■ **What this task involves**
Where in the listing does the string "JSON" appear? Copy every line that holds it.
*** Opening of Data for review ***
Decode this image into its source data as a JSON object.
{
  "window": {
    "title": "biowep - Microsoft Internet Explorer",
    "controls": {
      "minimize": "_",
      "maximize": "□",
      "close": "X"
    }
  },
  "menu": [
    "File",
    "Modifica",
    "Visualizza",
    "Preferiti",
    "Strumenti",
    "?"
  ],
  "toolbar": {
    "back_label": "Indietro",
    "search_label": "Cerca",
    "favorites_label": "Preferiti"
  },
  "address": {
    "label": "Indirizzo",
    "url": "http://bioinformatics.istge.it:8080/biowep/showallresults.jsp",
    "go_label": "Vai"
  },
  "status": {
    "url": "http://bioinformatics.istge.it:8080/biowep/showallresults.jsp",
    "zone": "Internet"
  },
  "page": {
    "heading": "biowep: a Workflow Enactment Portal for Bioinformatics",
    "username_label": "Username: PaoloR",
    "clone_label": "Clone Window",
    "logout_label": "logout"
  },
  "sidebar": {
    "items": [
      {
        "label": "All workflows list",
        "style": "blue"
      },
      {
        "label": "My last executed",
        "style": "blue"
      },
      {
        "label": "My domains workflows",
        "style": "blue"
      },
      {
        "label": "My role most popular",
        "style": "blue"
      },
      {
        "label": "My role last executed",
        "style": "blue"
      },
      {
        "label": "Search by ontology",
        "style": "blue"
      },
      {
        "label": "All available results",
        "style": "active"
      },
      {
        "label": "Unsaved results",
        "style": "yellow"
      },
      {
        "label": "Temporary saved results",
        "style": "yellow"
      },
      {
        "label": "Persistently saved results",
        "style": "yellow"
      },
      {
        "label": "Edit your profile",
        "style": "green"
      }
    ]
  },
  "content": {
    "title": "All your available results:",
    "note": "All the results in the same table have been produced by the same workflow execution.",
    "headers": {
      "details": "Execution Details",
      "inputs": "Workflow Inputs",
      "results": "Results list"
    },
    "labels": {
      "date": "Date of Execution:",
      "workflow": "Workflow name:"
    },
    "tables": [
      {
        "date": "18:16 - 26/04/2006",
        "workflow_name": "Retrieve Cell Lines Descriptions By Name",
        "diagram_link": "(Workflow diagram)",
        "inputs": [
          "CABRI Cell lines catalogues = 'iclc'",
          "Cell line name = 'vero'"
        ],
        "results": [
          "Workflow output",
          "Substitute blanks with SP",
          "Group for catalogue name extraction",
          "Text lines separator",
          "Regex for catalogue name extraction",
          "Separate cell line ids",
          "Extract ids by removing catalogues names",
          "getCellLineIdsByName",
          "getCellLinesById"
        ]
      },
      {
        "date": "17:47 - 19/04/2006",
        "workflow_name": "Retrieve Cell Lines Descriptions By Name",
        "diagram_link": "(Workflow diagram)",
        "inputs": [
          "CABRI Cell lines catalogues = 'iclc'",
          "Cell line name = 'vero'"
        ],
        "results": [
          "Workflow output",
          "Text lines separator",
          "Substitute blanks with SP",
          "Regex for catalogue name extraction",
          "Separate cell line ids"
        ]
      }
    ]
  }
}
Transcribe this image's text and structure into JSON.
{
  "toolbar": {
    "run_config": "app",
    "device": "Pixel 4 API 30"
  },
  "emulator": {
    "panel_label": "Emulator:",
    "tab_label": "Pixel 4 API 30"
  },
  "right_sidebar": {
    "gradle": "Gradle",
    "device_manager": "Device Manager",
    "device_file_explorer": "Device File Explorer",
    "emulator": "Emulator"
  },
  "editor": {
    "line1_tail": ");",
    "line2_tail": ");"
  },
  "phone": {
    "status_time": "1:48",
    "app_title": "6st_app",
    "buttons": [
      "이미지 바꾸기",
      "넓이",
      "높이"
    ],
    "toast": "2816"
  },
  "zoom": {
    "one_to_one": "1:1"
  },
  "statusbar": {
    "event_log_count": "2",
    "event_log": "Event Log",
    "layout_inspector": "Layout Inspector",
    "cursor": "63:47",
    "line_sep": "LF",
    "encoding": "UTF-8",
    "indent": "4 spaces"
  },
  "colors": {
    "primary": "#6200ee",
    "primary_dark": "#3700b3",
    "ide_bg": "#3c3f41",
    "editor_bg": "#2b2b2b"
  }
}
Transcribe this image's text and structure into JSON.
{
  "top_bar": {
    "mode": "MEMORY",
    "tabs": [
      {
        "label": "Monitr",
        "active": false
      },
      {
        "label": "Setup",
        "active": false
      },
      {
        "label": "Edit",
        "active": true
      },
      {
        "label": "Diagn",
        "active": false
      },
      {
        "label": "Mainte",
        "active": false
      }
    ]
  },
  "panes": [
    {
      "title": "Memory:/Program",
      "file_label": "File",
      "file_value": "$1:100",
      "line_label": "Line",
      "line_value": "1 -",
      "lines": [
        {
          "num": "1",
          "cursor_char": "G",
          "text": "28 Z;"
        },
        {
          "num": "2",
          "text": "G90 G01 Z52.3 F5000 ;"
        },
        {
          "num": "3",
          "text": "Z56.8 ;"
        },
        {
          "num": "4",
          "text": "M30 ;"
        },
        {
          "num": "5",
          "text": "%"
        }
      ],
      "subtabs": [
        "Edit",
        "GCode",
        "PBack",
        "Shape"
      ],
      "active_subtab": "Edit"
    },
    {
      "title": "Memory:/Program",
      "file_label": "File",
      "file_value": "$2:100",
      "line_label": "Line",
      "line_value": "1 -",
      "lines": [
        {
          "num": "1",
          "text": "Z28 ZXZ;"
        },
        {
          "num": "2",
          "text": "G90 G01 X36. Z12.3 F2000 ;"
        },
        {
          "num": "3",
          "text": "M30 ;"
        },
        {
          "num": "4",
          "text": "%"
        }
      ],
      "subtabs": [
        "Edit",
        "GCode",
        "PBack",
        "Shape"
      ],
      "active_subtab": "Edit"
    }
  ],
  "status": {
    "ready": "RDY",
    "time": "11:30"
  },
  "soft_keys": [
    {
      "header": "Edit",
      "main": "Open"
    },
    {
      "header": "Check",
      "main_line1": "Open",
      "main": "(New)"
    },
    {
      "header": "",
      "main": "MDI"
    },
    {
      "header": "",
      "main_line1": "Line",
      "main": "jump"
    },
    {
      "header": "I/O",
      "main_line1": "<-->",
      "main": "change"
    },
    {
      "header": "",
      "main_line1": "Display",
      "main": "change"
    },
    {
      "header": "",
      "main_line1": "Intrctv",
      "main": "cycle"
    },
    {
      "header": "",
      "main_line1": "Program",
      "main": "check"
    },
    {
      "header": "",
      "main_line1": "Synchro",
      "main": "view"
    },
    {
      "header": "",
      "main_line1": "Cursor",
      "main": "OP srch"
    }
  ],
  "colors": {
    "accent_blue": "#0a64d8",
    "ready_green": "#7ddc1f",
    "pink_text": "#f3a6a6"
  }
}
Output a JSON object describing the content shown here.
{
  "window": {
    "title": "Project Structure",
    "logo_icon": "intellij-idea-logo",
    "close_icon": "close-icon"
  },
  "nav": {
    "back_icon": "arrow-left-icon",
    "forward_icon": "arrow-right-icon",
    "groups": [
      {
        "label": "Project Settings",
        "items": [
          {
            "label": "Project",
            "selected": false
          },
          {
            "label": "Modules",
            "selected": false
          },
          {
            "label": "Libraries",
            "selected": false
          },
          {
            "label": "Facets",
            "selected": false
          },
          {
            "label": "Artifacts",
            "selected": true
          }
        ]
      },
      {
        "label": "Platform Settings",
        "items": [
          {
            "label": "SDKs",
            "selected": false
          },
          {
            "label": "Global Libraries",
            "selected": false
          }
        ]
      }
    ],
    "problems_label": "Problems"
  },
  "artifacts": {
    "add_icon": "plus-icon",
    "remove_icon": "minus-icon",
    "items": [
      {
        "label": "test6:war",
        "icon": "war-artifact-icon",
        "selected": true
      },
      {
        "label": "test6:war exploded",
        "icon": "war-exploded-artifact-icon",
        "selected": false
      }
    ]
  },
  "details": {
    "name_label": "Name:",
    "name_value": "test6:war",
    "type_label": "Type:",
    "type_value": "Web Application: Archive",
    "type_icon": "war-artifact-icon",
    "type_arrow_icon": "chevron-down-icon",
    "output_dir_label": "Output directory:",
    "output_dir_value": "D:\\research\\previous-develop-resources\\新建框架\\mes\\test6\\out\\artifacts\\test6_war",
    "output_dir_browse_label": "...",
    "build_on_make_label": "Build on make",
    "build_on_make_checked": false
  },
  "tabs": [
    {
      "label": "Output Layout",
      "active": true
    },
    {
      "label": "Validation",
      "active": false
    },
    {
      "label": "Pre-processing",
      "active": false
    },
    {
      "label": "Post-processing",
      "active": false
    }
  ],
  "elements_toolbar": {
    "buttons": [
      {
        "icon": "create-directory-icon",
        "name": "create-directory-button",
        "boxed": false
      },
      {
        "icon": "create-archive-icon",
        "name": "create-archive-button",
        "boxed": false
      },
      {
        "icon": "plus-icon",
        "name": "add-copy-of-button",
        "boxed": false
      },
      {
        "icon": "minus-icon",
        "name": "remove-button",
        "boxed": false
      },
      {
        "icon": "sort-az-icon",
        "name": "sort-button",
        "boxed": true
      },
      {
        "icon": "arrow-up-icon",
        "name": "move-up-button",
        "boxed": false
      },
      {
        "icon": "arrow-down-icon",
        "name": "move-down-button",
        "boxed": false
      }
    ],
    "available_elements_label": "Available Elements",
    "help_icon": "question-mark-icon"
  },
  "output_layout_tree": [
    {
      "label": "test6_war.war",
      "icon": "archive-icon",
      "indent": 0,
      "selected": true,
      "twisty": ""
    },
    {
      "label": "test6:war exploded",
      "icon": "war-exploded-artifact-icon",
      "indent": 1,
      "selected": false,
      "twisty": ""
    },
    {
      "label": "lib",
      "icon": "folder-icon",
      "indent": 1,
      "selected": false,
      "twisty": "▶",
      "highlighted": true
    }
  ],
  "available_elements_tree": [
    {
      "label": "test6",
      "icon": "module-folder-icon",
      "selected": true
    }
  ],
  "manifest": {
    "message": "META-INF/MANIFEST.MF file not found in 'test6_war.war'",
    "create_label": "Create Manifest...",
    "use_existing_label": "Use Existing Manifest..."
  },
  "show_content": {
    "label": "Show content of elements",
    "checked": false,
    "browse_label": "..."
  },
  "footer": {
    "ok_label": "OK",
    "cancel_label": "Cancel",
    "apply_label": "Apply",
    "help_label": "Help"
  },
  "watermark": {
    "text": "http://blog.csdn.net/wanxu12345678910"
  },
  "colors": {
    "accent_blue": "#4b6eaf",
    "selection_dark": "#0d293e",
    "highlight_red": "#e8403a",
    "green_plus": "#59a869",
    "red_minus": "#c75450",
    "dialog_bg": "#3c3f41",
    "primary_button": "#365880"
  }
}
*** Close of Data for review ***
■ **Task answer**
Decode this image into its source data as a JSON object.
Transcribe this image's text and structure into JSON.
Transcribe this image's text and structure into JSON.
Output a JSON object describing the content shown here.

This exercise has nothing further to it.